## [Exercise details]
Search the entries below for the word "Skills", then copy each line in which it is found.

## [Data for analysis]

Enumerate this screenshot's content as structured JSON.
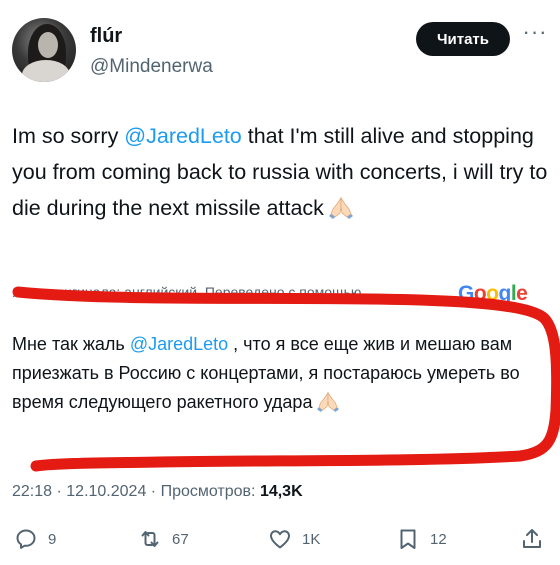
{
  "author": {
    "display_name": "flúr",
    "handle": "@Mindenerwa"
  },
  "follow_button": "Читать",
  "tweet": {
    "text_before": "Im so sorry ",
    "mention": "@JaredLeto",
    "text_after": "  that I'm still alive and stopping you from coming back to russia with concerts, i will try to die during the next missile attack"
  },
  "translation": {
    "label": "Язык оригинала: английский. Переведено с помощью",
    "provider": "Google",
    "text_before": "Мне так жаль ",
    "mention": "@JaredLeto",
    "text_after": " , что я все еще жив и мешаю вам приезжать в Россию с концертами, я постараюсь умереть во время следующего ракетного удара"
  },
  "meta": {
    "time": "22:18",
    "date": "12.10.2024",
    "views_label": "Просмотров:",
    "views_count": "14,3K"
  },
  "actions": {
    "replies": "9",
    "reposts": "67",
    "likes": "1K",
    "bookmarks": "12"
  },
  "colors": {
    "accent": "#1d9bf0",
    "text": "#0f1419",
    "secondary": "#536471",
    "annotation_red": "#e31b12"
  },
  "icons": [
    "more-icon",
    "praying-hands-emoji",
    "reply-icon",
    "repost-icon",
    "like-icon",
    "bookmark-icon",
    "share-icon"
  ]
}
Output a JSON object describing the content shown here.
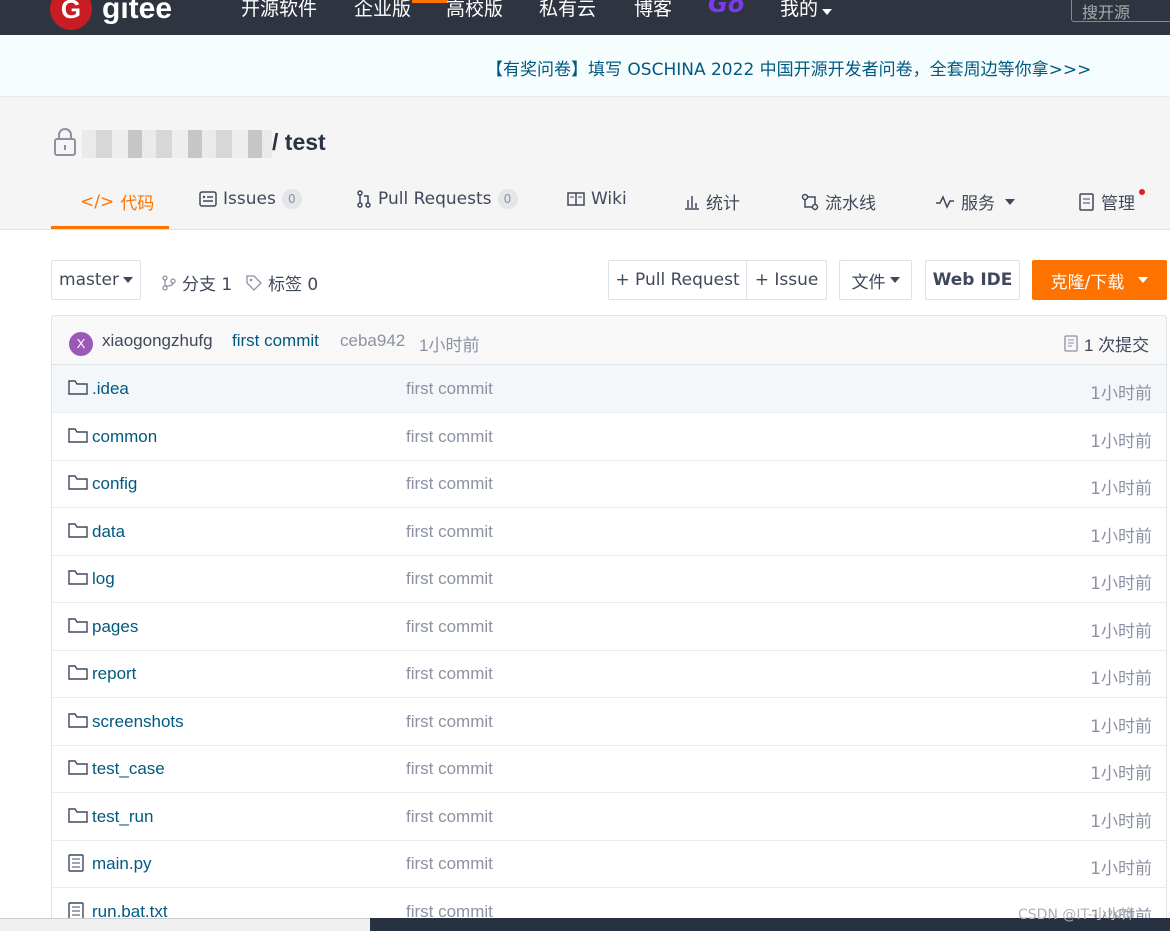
{
  "nav": {
    "logo_mark": "G",
    "logo_text": "gitee",
    "items": [
      "开源软件",
      "企业版",
      "高校版",
      "私有云",
      "博客",
      "Go",
      "我的"
    ],
    "search_placeholder": "搜开源"
  },
  "banner": {
    "text": "【有奖问卷】填写 OSCHINA 2022 中国开源开发者问卷，全套周边等你拿>>>"
  },
  "repo": {
    "name": "/ test"
  },
  "tabs": [
    {
      "label": "代码",
      "icon": "code-icon"
    },
    {
      "label": "Issues",
      "count": "0",
      "icon": "issues-icon"
    },
    {
      "label": "Pull Requests",
      "count": "0",
      "icon": "pull-request-icon"
    },
    {
      "label": "Wiki",
      "icon": "wiki-icon"
    },
    {
      "label": "统计",
      "icon": "stats-icon"
    },
    {
      "label": "流水线",
      "icon": "pipeline-icon"
    },
    {
      "label": "服务",
      "icon": "service-icon"
    },
    {
      "label": "管理",
      "icon": "manage-icon"
    }
  ],
  "toolbar": {
    "branch": "master",
    "branches_label": "分支 1",
    "tags_label": "标签 0",
    "pull_request_button": "+ Pull Request",
    "issue_button": "+ Issue",
    "file_button": "文件",
    "webide_button": "Web IDE",
    "clone_button": "克隆/下载"
  },
  "last_commit": {
    "avatar_letter": "X",
    "author": "xiaogongzhufg",
    "message": "first commit",
    "hash": "ceba942",
    "time": "1小时前",
    "commits_label": "1 次提交"
  },
  "files": [
    {
      "name": ".idea",
      "type": "folder",
      "message": "first commit",
      "time": "1小时前"
    },
    {
      "name": "common",
      "type": "folder",
      "message": "first commit",
      "time": "1小时前"
    },
    {
      "name": "config",
      "type": "folder",
      "message": "first commit",
      "time": "1小时前"
    },
    {
      "name": "data",
      "type": "folder",
      "message": "first commit",
      "time": "1小时前"
    },
    {
      "name": "log",
      "type": "folder",
      "message": "first commit",
      "time": "1小时前"
    },
    {
      "name": "pages",
      "type": "folder",
      "message": "first commit",
      "time": "1小时前"
    },
    {
      "name": "report",
      "type": "folder",
      "message": "first commit",
      "time": "1小时前"
    },
    {
      "name": "screenshots",
      "type": "folder",
      "message": "first commit",
      "time": "1小时前"
    },
    {
      "name": "test_case",
      "type": "folder",
      "message": "first commit",
      "time": "1小时前"
    },
    {
      "name": "test_run",
      "type": "folder",
      "message": "first commit",
      "time": "1小时前"
    },
    {
      "name": "main.py",
      "type": "file",
      "message": "first commit",
      "time": "1小时前"
    },
    {
      "name": "run.bat.txt",
      "type": "file",
      "message": "first commit",
      "time": "1小时前"
    }
  ],
  "watermark": "CSDN @IT-小水饰",
  "colors": {
    "accent": "#fe7300",
    "nav_bg": "#2e3440",
    "link": "#005980",
    "go": "#7c3aed"
  }
}
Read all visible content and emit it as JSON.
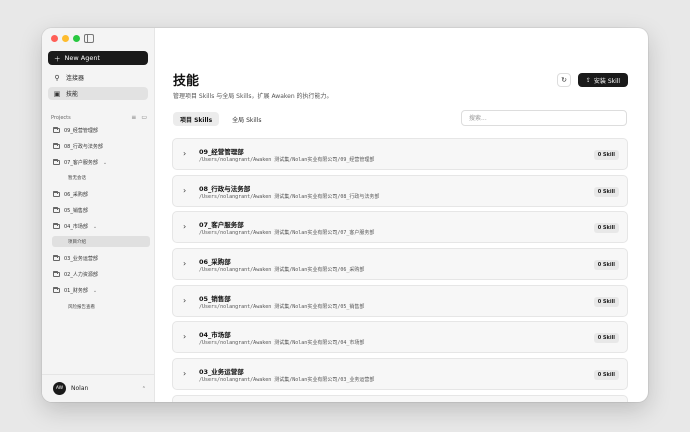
{
  "sidebar": {
    "new_agent_label": "New Agent",
    "nav": [
      {
        "label": "连接器",
        "icon": "plug-icon"
      },
      {
        "label": "技能",
        "icon": "briefcase-icon"
      }
    ],
    "projects_title": "Projects",
    "projects": [
      {
        "label": "09_经营管理部"
      },
      {
        "label": "08_行政与法务部"
      },
      {
        "label": "07_客户服务部",
        "expanded": true,
        "children": [
          "暂无会话"
        ]
      },
      {
        "label": "06_采购部"
      },
      {
        "label": "05_销售部"
      },
      {
        "label": "04_市场部",
        "expanded": true,
        "children": [
          "项目介绍"
        ]
      },
      {
        "label": "03_业务运营部"
      },
      {
        "label": "02_人力资源部"
      },
      {
        "label": "01_财务部",
        "expanded": true,
        "children": [
          "风险报告查看"
        ]
      }
    ],
    "user": {
      "initials": "AW",
      "name": "Nolan"
    }
  },
  "main": {
    "title": "技能",
    "subtitle": "管理项目 Skills 与全局 Skills，扩展 Awaken 的执行能力。",
    "install_label": "安装 Skill",
    "tabs": [
      {
        "label": "项目 Skills",
        "active": true
      },
      {
        "label": "全局 Skills",
        "active": false
      }
    ],
    "search_placeholder": "搜索...",
    "rows": [
      {
        "name": "09_经营管理部",
        "path": "/Users/nolangrant/Awaken 测试集/Nolan实业有限公司/09_经营管理部",
        "badge": "0 Skill"
      },
      {
        "name": "08_行政与法务部",
        "path": "/Users/nolangrant/Awaken 测试集/Nolan实业有限公司/08_行政与法务部",
        "badge": "0 Skill"
      },
      {
        "name": "07_客户服务部",
        "path": "/Users/nolangrant/Awaken 测试集/Nolan实业有限公司/07_客户服务部",
        "badge": "0 Skill"
      },
      {
        "name": "06_采购部",
        "path": "/Users/nolangrant/Awaken 测试集/Nolan实业有限公司/06_采购部",
        "badge": "0 Skill"
      },
      {
        "name": "05_销售部",
        "path": "/Users/nolangrant/Awaken 测试集/Nolan实业有限公司/05_销售部",
        "badge": "0 Skill"
      },
      {
        "name": "04_市场部",
        "path": "/Users/nolangrant/Awaken 测试集/Nolan实业有限公司/04_市场部",
        "badge": "0 Skill"
      },
      {
        "name": "03_业务运营部",
        "path": "/Users/nolangrant/Awaken 测试集/Nolan实业有限公司/03_业务运营部",
        "badge": "0 Skill"
      }
    ]
  }
}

## [Answer section]
    "subtitle": "管理项目 Skills 与全局 Skills，扩展 Awaken 的执行能力。",
        "label": "项目 Skills",
        "label": "全局 Skills",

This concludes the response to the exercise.